Yarra Trams is a partner in the Think Tram program, aimed at improving tram travel time and reliability. In conjunction with the Victorian government several initiatives are in place to run trams better on time.
Such idea implemented is the 'Part-time tram lane' - where trams have right of way on tram tracks often during peak hours. Several ideas such as raised curb dividers have also been in use to physically prevent cars from straying onto tram tracks. An example of these dividers can be seen on Spencer Street.

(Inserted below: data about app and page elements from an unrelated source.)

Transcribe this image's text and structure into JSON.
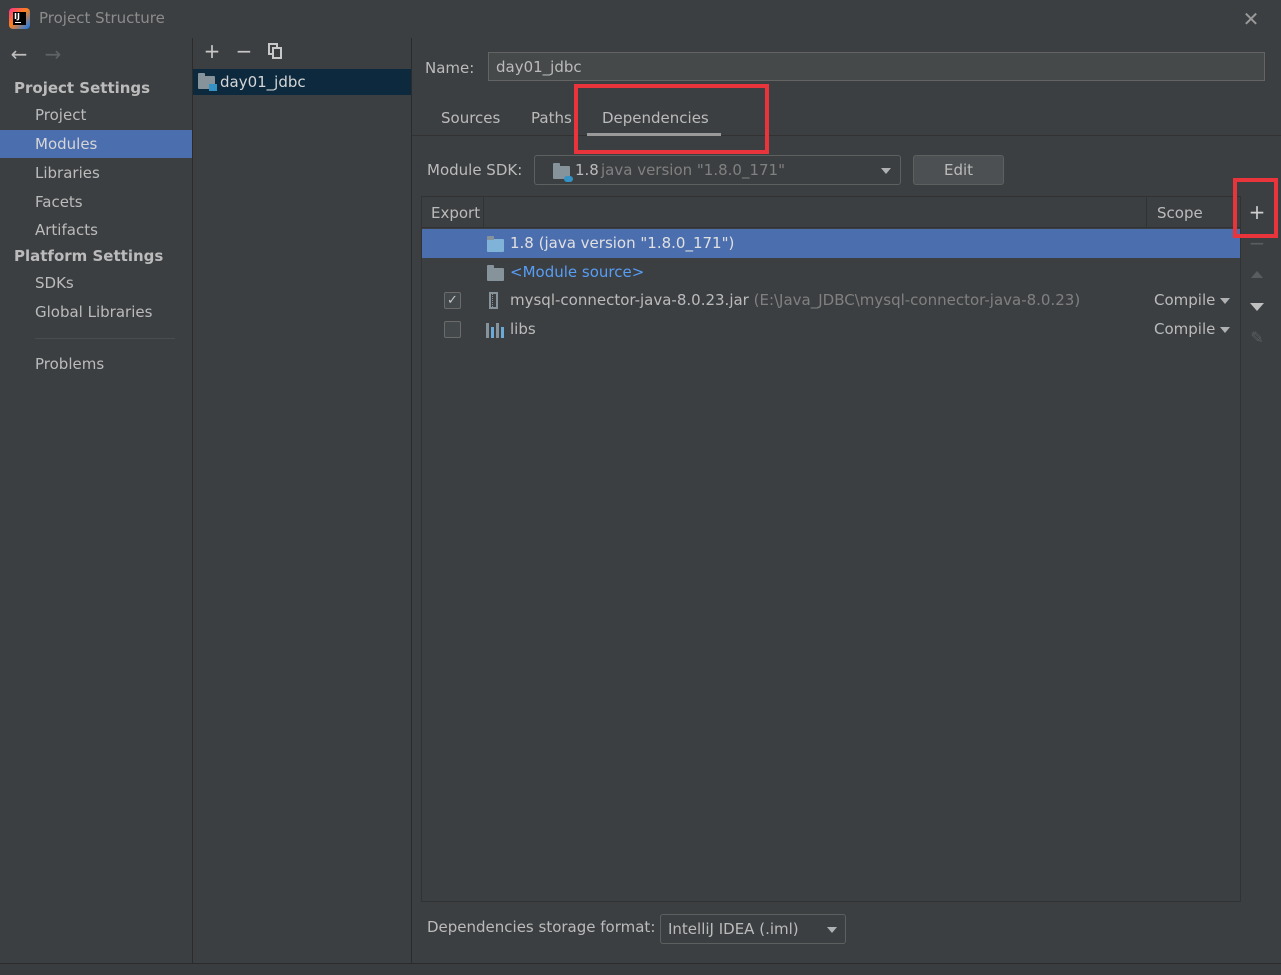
{
  "window": {
    "title": "Project Structure",
    "close_glyph": "✕"
  },
  "nav": {
    "back_glyph": "←",
    "forward_glyph": "→",
    "project_settings_header": "Project Settings",
    "platform_settings_header": "Platform Settings",
    "items": [
      {
        "label": "Project",
        "selected": false
      },
      {
        "label": "Modules",
        "selected": true
      },
      {
        "label": "Libraries",
        "selected": false
      },
      {
        "label": "Facets",
        "selected": false
      },
      {
        "label": "Artifacts",
        "selected": false
      }
    ],
    "platform_items": [
      {
        "label": "SDKs"
      },
      {
        "label": "Global Libraries"
      }
    ],
    "problems": "Problems"
  },
  "modules": {
    "toolbar": {
      "add": "+",
      "remove": "−"
    },
    "items": [
      {
        "label": "day01_jdbc",
        "selected": true
      }
    ]
  },
  "module": {
    "name_label": "Name:",
    "name_value": "day01_jdbc",
    "tabs": [
      {
        "label": "Sources"
      },
      {
        "label": "Paths"
      },
      {
        "label": "Dependencies",
        "active": true
      }
    ],
    "sdk_label": "Module SDK:",
    "sdk_version": "1.8",
    "sdk_description": "java version \"1.8.0_171\"",
    "edit_button": "Edit",
    "table": {
      "columns": [
        "Export",
        "Scope"
      ],
      "rows": [
        {
          "name": "1.8 (java version \"1.8.0_171\")",
          "selected": true
        },
        {
          "name": "<Module source>"
        },
        {
          "name": "mysql-connector-java-8.0.23.jar",
          "path": "(E:\\Java_JDBC\\mysql-connector-java-8.0.23)",
          "exported": true,
          "scope": "Compile"
        },
        {
          "name": "libs",
          "exported": false,
          "scope": "Compile"
        }
      ]
    },
    "side_toolbar": {
      "add": "+",
      "remove": "−",
      "edit": "✎"
    },
    "storage_label": "Dependencies storage format:",
    "storage_value": "IntelliJ IDEA (.iml)"
  },
  "colors": {
    "background": "#3c3f41",
    "selection": "#4b6eaf",
    "link": "#589df6",
    "annotation": "#e8343a"
  }
}
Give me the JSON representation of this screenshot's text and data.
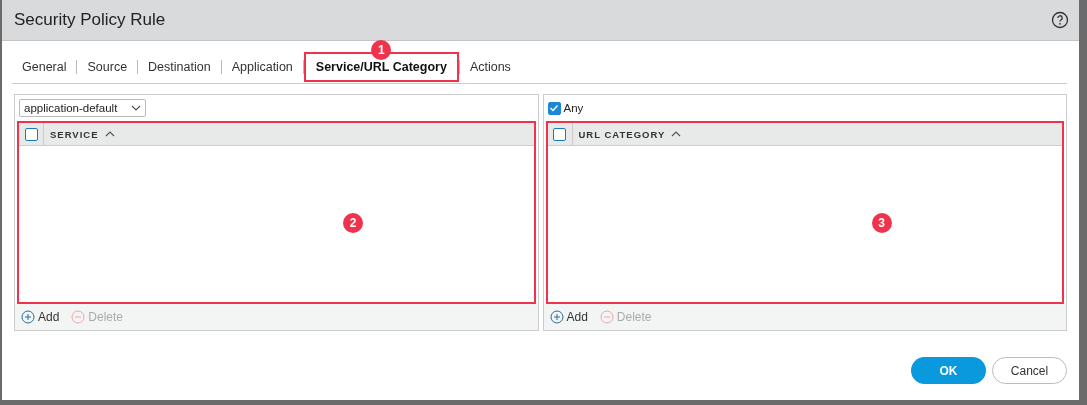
{
  "window": {
    "title": "Security Policy Rule"
  },
  "tabs": [
    {
      "label": "General",
      "selected": false
    },
    {
      "label": "Source",
      "selected": false
    },
    {
      "label": "Destination",
      "selected": false
    },
    {
      "label": "Application",
      "selected": false
    },
    {
      "label": "Service/URL Category",
      "selected": true,
      "callout": "1"
    },
    {
      "label": "Actions",
      "selected": false
    }
  ],
  "panels": [
    {
      "kind": "dropdown",
      "dropdown": {
        "value": "application-default"
      },
      "column": "SERVICE",
      "header_checked": false,
      "callout": "2",
      "add": "Add",
      "delete": "Delete"
    },
    {
      "kind": "checkbox",
      "any": {
        "label": "Any",
        "checked": true
      },
      "column": "URL CATEGORY",
      "header_checked": false,
      "callout": "3",
      "add": "Add",
      "delete": "Delete"
    }
  ],
  "buttons": [
    {
      "label": "OK",
      "kind": "primary"
    },
    {
      "label": "Cancel",
      "kind": "secondary"
    }
  ]
}
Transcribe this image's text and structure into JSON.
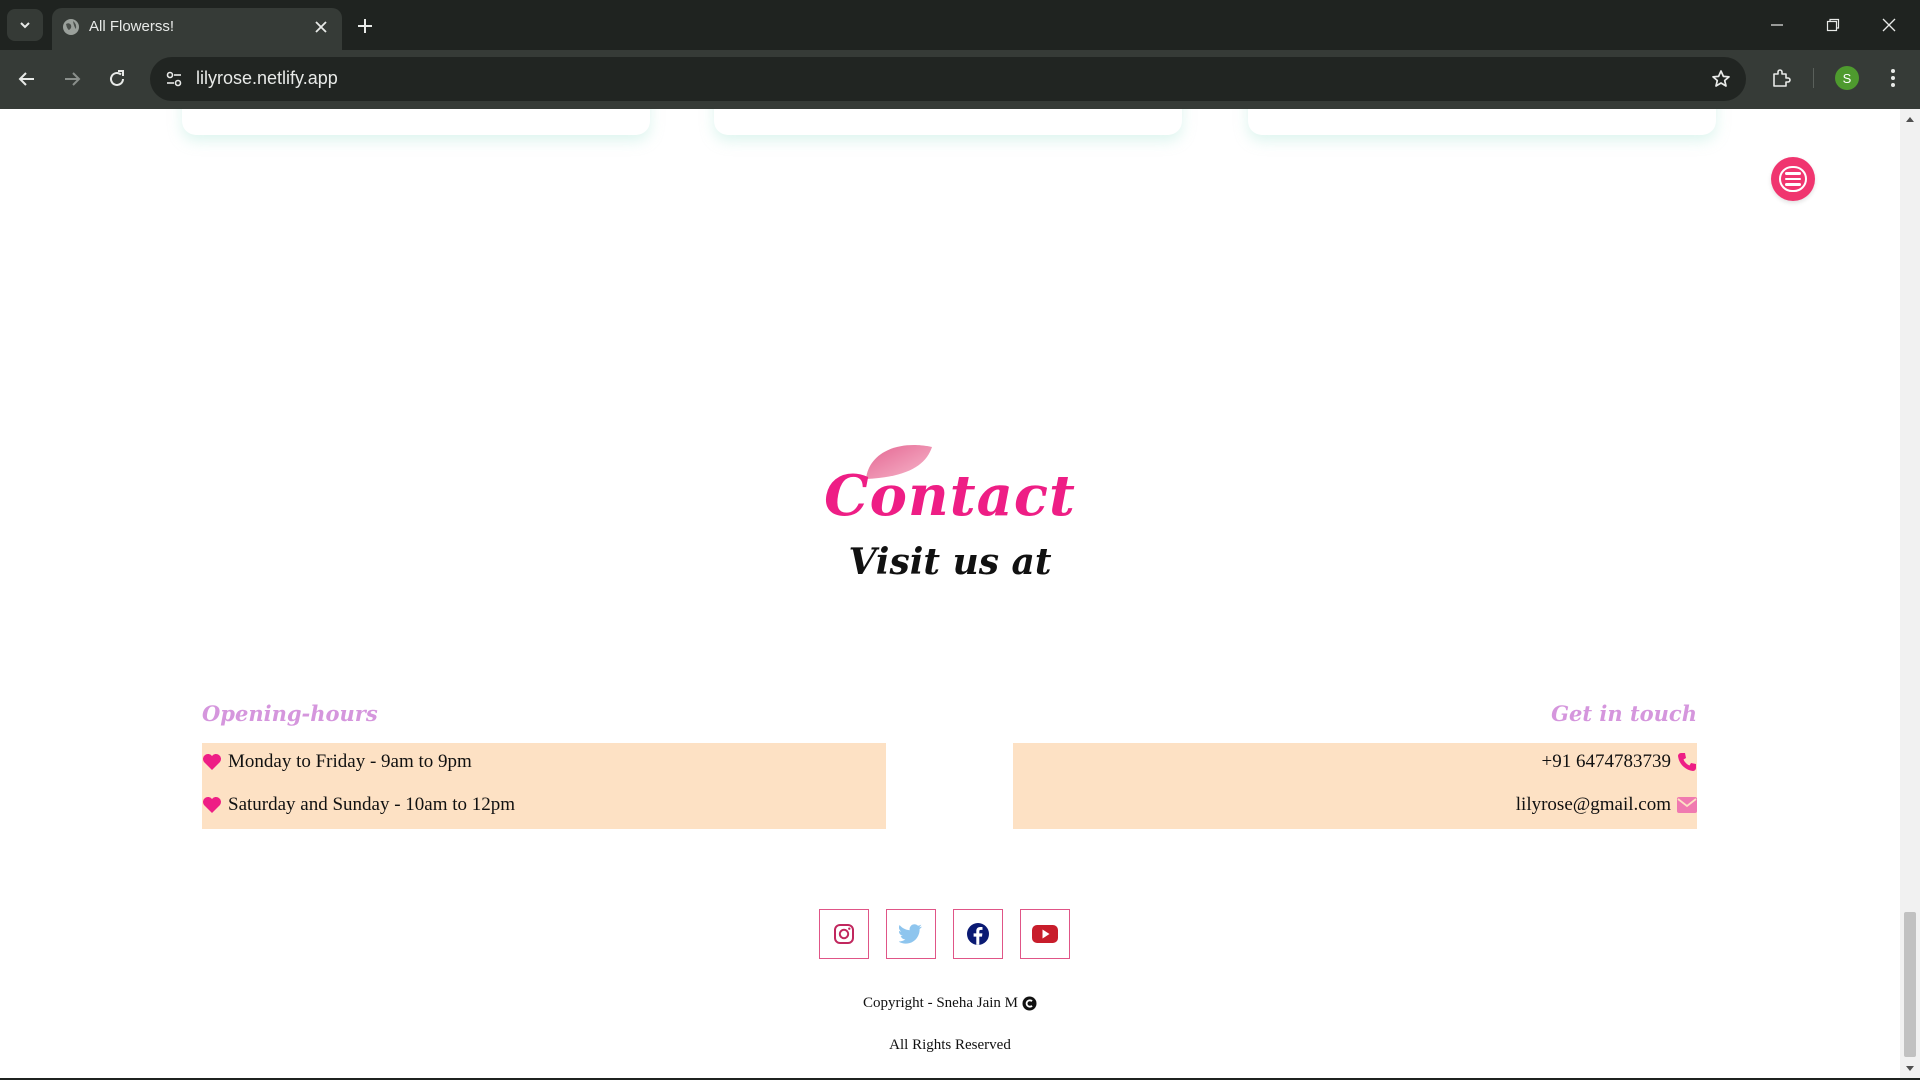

Yarra Trams have been the subject of criticism for what some consider to be an overly high-handed approach to discouraging fare evasion on its network. On September 14, 2005, it was reported that a young commuter suffered a minor injury when he was arrested by three Authorised Officers for assaulting a female officer with his skateboard after a request was made for his details. The officer sustained a "substantial blow to the head"; but, the alleged offender was remanded to appear in court on charges of assault, refusing to supply name and address, indecent language, and resisting arrest, as well as travelling without a valid ticket. However, some onlookers were not in agreement, claiming that the man was attempting to free himself and was pleading for the officers to stop hurting him.
Recent Metlink surveys suggest that the public's attitude towards ticket inspectors (Authorised Officers) is that of appreciation. It is generally perceived that ticket inspectors do a difficult job, while maintaining the safety of the travelling public. The survey also showed that when people had been annoyed at being reported for fare evasion, they often exaggerated details, and made unfounded complaints. Ticket Inspectors are also targets of the media, even though their sole job is to make Melbourne's public transport system safer and fairer.
Yarra Trams allegedly receives $20 from the Victorian State Government for all fines paid to the state government on their network to help cover the cost of enforcing the Transport Act 1983. This has aroused scepticism in some in regards to the motivation for their recent crack-down on fare evasion.
Franchisee Sues Customer To Recover Fine Payable To Franchisor.(Metrolink Victoria Proprietary Ltd Yarra Trams)
Nov 24, 2009; A car driven by Ryan Inglis collided with a tram owned and operated by Metrolink Victoria Pty Ltd (Franchisee) causing damage to...